MATERIAL TO PROCESS:
..........

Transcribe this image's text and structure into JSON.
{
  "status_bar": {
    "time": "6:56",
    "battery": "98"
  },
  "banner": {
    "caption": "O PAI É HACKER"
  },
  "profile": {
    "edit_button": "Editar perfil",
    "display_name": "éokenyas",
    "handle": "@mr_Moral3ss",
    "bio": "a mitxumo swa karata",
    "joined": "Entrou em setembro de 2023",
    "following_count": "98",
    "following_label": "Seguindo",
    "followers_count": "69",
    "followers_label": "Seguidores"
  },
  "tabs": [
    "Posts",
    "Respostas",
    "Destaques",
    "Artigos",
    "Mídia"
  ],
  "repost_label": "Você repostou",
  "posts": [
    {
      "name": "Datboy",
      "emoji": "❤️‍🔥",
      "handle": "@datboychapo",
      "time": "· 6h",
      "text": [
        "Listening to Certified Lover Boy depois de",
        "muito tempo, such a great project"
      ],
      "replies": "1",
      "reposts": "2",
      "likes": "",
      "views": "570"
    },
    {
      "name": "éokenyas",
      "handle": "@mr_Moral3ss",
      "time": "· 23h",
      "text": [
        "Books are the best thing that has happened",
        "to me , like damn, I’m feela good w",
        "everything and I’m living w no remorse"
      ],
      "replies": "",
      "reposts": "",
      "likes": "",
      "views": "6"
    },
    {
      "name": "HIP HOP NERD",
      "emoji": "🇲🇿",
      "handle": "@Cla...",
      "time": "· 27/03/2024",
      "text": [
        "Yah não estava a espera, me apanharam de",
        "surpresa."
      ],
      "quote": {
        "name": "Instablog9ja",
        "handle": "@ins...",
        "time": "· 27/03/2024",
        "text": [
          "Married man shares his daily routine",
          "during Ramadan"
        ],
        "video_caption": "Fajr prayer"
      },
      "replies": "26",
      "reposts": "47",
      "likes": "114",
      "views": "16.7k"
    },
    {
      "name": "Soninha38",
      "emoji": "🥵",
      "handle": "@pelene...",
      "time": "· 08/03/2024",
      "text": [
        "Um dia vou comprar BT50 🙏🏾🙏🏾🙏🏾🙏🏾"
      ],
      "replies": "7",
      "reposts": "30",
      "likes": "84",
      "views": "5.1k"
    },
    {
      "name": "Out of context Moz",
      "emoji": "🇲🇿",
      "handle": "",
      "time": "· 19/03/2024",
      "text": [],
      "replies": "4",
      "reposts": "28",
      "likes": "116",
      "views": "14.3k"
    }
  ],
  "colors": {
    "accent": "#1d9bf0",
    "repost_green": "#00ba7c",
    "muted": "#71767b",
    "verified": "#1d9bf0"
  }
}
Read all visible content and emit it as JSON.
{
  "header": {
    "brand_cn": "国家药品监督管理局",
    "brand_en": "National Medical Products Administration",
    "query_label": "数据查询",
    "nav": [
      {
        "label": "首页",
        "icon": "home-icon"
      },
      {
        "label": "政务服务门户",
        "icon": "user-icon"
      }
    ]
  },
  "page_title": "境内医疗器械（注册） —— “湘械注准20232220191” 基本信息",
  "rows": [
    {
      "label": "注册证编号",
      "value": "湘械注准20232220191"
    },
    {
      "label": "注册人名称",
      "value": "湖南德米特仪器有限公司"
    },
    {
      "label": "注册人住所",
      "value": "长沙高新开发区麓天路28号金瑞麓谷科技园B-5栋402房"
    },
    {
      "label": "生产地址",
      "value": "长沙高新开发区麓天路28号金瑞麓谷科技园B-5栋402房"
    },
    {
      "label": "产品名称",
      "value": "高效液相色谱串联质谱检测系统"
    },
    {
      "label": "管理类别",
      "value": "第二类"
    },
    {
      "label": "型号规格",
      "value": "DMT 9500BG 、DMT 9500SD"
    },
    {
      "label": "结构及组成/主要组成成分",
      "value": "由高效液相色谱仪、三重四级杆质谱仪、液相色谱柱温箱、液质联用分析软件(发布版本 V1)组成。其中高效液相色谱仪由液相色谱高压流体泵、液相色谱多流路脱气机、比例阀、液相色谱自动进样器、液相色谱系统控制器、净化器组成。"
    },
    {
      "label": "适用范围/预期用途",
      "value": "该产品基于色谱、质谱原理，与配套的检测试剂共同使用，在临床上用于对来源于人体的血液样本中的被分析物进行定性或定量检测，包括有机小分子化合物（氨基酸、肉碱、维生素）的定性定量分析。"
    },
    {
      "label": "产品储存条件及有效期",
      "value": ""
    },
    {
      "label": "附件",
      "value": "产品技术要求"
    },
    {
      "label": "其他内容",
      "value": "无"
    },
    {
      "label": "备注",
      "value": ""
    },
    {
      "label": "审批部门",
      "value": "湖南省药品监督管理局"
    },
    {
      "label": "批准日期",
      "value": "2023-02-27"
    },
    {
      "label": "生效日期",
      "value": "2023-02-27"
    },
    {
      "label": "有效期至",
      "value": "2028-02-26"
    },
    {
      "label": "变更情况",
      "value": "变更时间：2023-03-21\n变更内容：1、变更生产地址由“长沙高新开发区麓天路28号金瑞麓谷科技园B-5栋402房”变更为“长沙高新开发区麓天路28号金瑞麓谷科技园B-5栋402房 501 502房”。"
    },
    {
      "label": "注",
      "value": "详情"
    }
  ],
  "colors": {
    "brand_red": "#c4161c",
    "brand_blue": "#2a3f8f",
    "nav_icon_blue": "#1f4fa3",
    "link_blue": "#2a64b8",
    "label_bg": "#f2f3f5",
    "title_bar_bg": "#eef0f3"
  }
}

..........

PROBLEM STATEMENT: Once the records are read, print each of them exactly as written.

ANSWER BELOW:
Transcribe this image's text and structure into JSON.
{
  "status_bar": {
    "time": "6:56",
    "battery": "98"
  },
  "banner": {
    "caption": "O PAI É HACKER"
  },
  "profile": {
    "edit_button": "Editar perfil",
    "display_name": "éokenyas",
    "handle": "@mr_Moral3ss",
    "bio": "a mitxumo swa karata",
    "joined": "Entrou em setembro de 2023",
    "following_count": "98",
    "following_label": "Seguindo",
    "followers_count": "69",
    "followers_label": "Seguidores"
  },
  "tabs": [
    "Posts",
    "Respostas",
    "Destaques",
    "Artigos",
    "Mídia"
  ],
  "repost_label": "Você repostou",
  "posts": [
    {
      "name": "Datboy",
      "emoji": "❤️‍🔥",
      "handle": "@datboychapo",
      "time": "· 6h",
      "text": [
        "Listening to Certified Lover Boy depois de",
        "muito tempo, such a great project"
      ],
      "replies": "1",
      "reposts": "2",
      "likes": "",
      "views": "570"
    },
    {
      "name": "éokenyas",
      "handle": "@mr_Moral3ss",
      "time": "· 23h",
      "text": [
        "Books are the best thing that has happened",
        "to me , like damn, I’m feela good w",
        "everything and I’m living w no remorse"
      ],
      "replies": "",
      "reposts": "",
      "likes": "",
      "views": "6"
    },
    {
      "name": "HIP HOP NERD",
      "emoji": "🇲🇿",
      "handle": "@Cla...",
      "time": "· 27/03/2024",
      "text": [
        "Yah não estava a espera, me apanharam de",
        "surpresa."
      ],
      "quote": {
        "name": "Instablog9ja",
        "handle": "@ins...",
        "time": "· 27/03/2024",
        "text": [
          "Married man shares his daily routine",
          "during Ramadan"
        ],
        "video_caption": "Fajr prayer"
      },
      "replies": "26",
      "reposts": "47",
      "likes": "114",
      "views": "16.7k"
    },
    {
      "name": "Soninha38",
      "emoji": "🥵",
      "handle": "@pelene...",
      "time": "· 08/03/2024",
      "text": [
        "Um dia vou comprar BT50 🙏🏾🙏🏾🙏🏾🙏🏾"
      ],
      "replies": "7",
      "reposts": "30",
      "likes": "84",
      "views": "5.1k"
    },
    {
      "name": "Out of context Moz",
      "emoji": "🇲🇿",
      "handle": "",
      "time": "· 19/03/2024",
      "text": [],
      "replies": "4",
      "reposts": "28",
      "likes": "116",
      "views": "14.3k"
    }
  ],
  "colors": {
    "accent": "#1d9bf0",
    "repost_green": "#00ba7c",
    "muted": "#71767b",
    "verified": "#1d9bf0"
  }
}
Read all visible content and emit it as JSON.
{
  "header": {
    "brand_cn": "国家药品监督管理局",
    "brand_en": "National Medical Products Administration",
    "query_label": "数据查询",
    "nav": [
      {
        "label": "首页",
        "icon": "home-icon"
      },
      {
        "label": "政务服务门户",
        "icon": "user-icon"
      }
    ]
  },
  "page_title": "境内医疗器械（注册） —— “湘械注准20232220191” 基本信息",
  "rows": [
    {
      "label": "注册证编号",
      "value": "湘械注准20232220191"
    },
    {
      "label": "注册人名称",
      "value": "湖南德米特仪器有限公司"
    },
    {
      "label": "注册人住所",
      "value": "长沙高新开发区麓天路28号金瑞麓谷科技园B-5栋402房"
    },
    {
      "label": "生产地址",
      "value": "长沙高新开发区麓天路28号金瑞麓谷科技园B-5栋402房"
    },
    {
      "label": "产品名称",
      "value": "高效液相色谱串联质谱检测系统"
    },
    {
      "label": "管理类别",
      "value": "第二类"
    },
    {
      "label": "型号规格",
      "value": "DMT 9500BG 、DMT 9500SD"
    },
    {
      "label": "结构及组成/主要组成成分",
      "value": "由高效液相色谱仪、三重四级杆质谱仪、液相色谱柱温箱、液质联用分析软件(发布版本 V1)组成。其中高效液相色谱仪由液相色谱高压流体泵、液相色谱多流路脱气机、比例阀、液相色谱自动进样器、液相色谱系统控制器、净化器组成。"
    },
    {
      "label": "适用范围/预期用途",
      "value": "该产品基于色谱、质谱原理，与配套的检测试剂共同使用，在临床上用于对来源于人体的血液样本中的被分析物进行定性或定量检测，包括有机小分子化合物（氨基酸、肉碱、维生素）的定性定量分析。"
    },
    {
      "label": "产品储存条件及有效期",
      "value": ""
    },
    {
      "label": "附件",
      "value": "产品技术要求"
    },
    {
      "label": "其他内容",
      "value": "无"
    },
    {
      "label": "备注",
      "value": ""
    },
    {
      "label": "审批部门",
      "value": "湖南省药品监督管理局"
    },
    {
      "label": "批准日期",
      "value": "2023-02-27"
    },
    {
      "label": "生效日期",
      "value": "2023-02-27"
    },
    {
      "label": "有效期至",
      "value": "2028-02-26"
    },
    {
      "label": "变更情况",
      "value": "变更时间：2023-03-21\n变更内容：1、变更生产地址由“长沙高新开发区麓天路28号金瑞麓谷科技园B-5栋402房”变更为“长沙高新开发区麓天路28号金瑞麓谷科技园B-5栋402房 501 502房”。"
    },
    {
      "label": "注",
      "value": "详情"
    }
  ],
  "colors": {
    "brand_red": "#c4161c",
    "brand_blue": "#2a3f8f",
    "nav_icon_blue": "#1f4fa3",
    "link_blue": "#2a64b8",
    "label_bg": "#f2f3f5",
    "title_bar_bg": "#eef0f3"
  }
}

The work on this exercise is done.